Journal of chromatographic science 06/2012; · 1.03 Impact Factor
[Show abstract][Hide abstract] ABSTRACT: Managing vitamin K antagonist (VKA) therapy is challenging in children because of a narrow therapeutic range and wide inter- and intra-individual variability in dose response. Only a few small studies have investigated the effect of nongenetic and genetic factors on the dose response to VKAs in children. In a cohort study including 118 children (median age 9 years; range, 3 months-18 years) mostly with cardiac disease, we evaluated by multivariate analysis the relative contribution of nongenetic factors and VKORC1/CYP2C9/CYP4F2 genotypes on warfarin (n = 83) or fluindione (n = 35) maintenance dose and the influence of these factors on the time spent within/above/below the range. The results showed that height, target international normalized ratio and VKORC1 and CYP2C9 genotypes were the main determinants of warfarin dose requirement, accounting for 48.1%, 4.4%, 18.2%, and 2.0% of variability, respectively, and explaining 69.7% of the variability. Our model predicted the warfarin dose within 7 mg/wk in 86.7% of patients. None of the covariates was associated with the time spent above or below the international normalized ratio range.
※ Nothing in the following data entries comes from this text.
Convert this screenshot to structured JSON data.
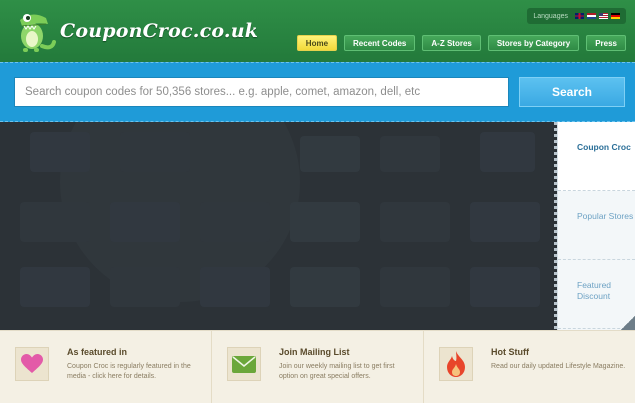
{
  "header": {
    "logo_text": "CouponCroc.co.uk",
    "languages_label": "Languages",
    "flags": [
      "uk-flag-icon",
      "nl-flag-icon",
      "us-flag-icon",
      "de-flag-icon"
    ]
  },
  "nav": {
    "items": [
      {
        "label": "Home",
        "active": true
      },
      {
        "label": "Recent Codes"
      },
      {
        "label": "A-Z Stores"
      },
      {
        "label": "Stores by Category"
      },
      {
        "label": "Press"
      }
    ]
  },
  "search": {
    "placeholder": "Search coupon codes for 50,356 stores... e.g. apple, comet, amazon, dell, etc",
    "button_label": "Search"
  },
  "tabs": [
    {
      "label": "Coupon Croc",
      "active": true
    },
    {
      "label": "Popular Stores"
    },
    {
      "label": "Featured Discount"
    }
  ],
  "features": [
    {
      "icon": "heart-icon",
      "title": "As featured in",
      "desc": "Coupon Croc is regularly featured in the media - click here for details."
    },
    {
      "icon": "envelope-icon",
      "title": "Join Mailing List",
      "desc": "Join our weekly mailing list to get first option on great special offers."
    },
    {
      "icon": "flame-icon",
      "title": "Hot Stuff",
      "desc": "Read our daily updated Lifestyle Magazine."
    }
  ],
  "colors": {
    "header_green": "#2f8f47",
    "search_blue": "#1f9bd8",
    "active_nav_yellow": "#f2d93a",
    "slider_dark": "#2c3237",
    "heart_pink": "#e35aa8",
    "envelope_green": "#6ba73a",
    "flame_red": "#e8452a"
  }
}
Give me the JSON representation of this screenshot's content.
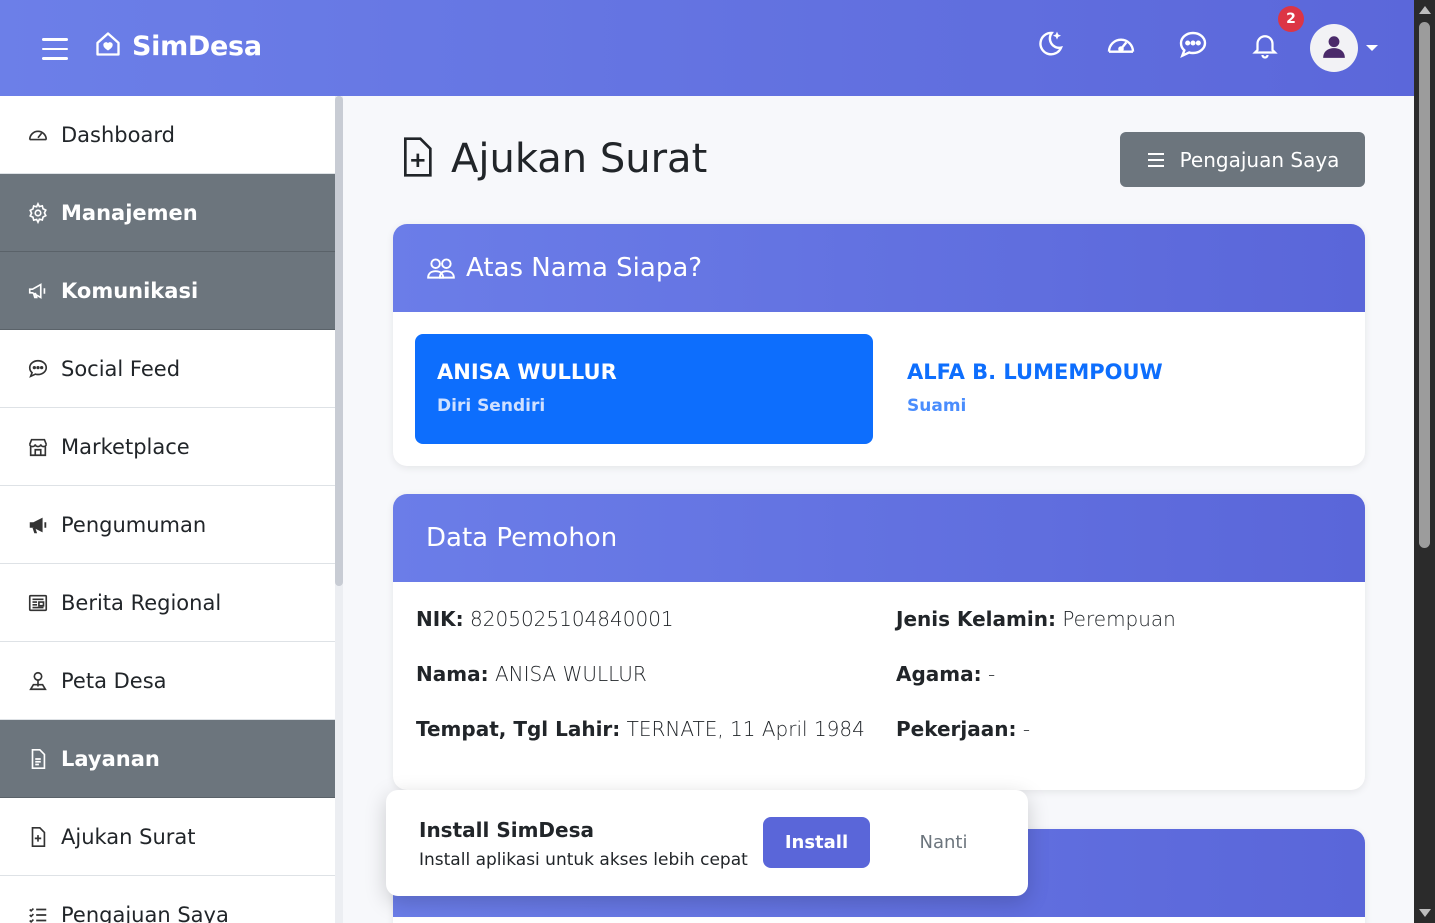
{
  "app": {
    "brand": "SimDesa",
    "notification_count": "2"
  },
  "icons": {
    "menu": "hamburger-icon",
    "brand": "house-heart-icon",
    "theme": "moon-stars-icon",
    "speed": "speedometer-icon",
    "chat": "chat-dots-icon",
    "bell": "bell-icon",
    "user": "person-icon"
  },
  "sidebar": {
    "items": [
      {
        "label": "Dashboard",
        "icon": "speedometer-icon",
        "section": false
      },
      {
        "label": "Manajemen",
        "icon": "gear-icon",
        "section": true
      },
      {
        "label": "Komunikasi",
        "icon": "megaphone-icon",
        "section": true
      },
      {
        "label": "Social Feed",
        "icon": "chat-dots-icon",
        "section": false
      },
      {
        "label": "Marketplace",
        "icon": "shop-icon",
        "section": false
      },
      {
        "label": "Pengumuman",
        "icon": "megaphone-fill-icon",
        "section": false
      },
      {
        "label": "Berita Regional",
        "icon": "newspaper-icon",
        "section": false
      },
      {
        "label": "Peta Desa",
        "icon": "person-pin-icon",
        "section": false
      },
      {
        "label": "Layanan",
        "icon": "file-text-icon",
        "section": true
      },
      {
        "label": "Ajukan Surat",
        "icon": "file-plus-icon",
        "section": false
      },
      {
        "label": "Pengajuan Saya",
        "icon": "list-check-icon",
        "section": false
      }
    ]
  },
  "page": {
    "title": "Ajukan Surat",
    "my_submissions_label": "Pengajuan Saya"
  },
  "on_behalf": {
    "header": "Atas Nama Siapa?",
    "options": [
      {
        "name": "ANISA WULLUR",
        "relation": "Diri Sendiri",
        "selected": true
      },
      {
        "name": "ALFA B. LUMEMPOUW",
        "relation": "Suami",
        "selected": false
      }
    ]
  },
  "applicant": {
    "header": "Data Pemohon",
    "fields": {
      "nik_label": "NIK:",
      "nik": "8205025104840001",
      "nama_label": "Nama:",
      "nama": "ANISA WULLUR",
      "ttl_label": "Tempat, Tgl Lahir:",
      "ttl": "TERNATE, 11 April 1984",
      "jk_label": "Jenis Kelamin:",
      "jk": "Perempuan",
      "agama_label": "Agama:",
      "agama": "-",
      "pekerjaan_label": "Pekerjaan:",
      "pekerjaan": "-"
    }
  },
  "install_prompt": {
    "title": "Install SimDesa",
    "subtitle": "Install aplikasi untuk akses lebih cepat",
    "install_label": "Install",
    "later_label": "Nanti"
  },
  "colors": {
    "brand_gradient_start": "#6c7fe8",
    "brand_gradient_end": "#5b67da",
    "primary": "#0d6efd",
    "secondary": "#6c757d",
    "badge": "#dc3545"
  }
}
Whether this model predicts accurately the effective maintenance dose is currently being investigated.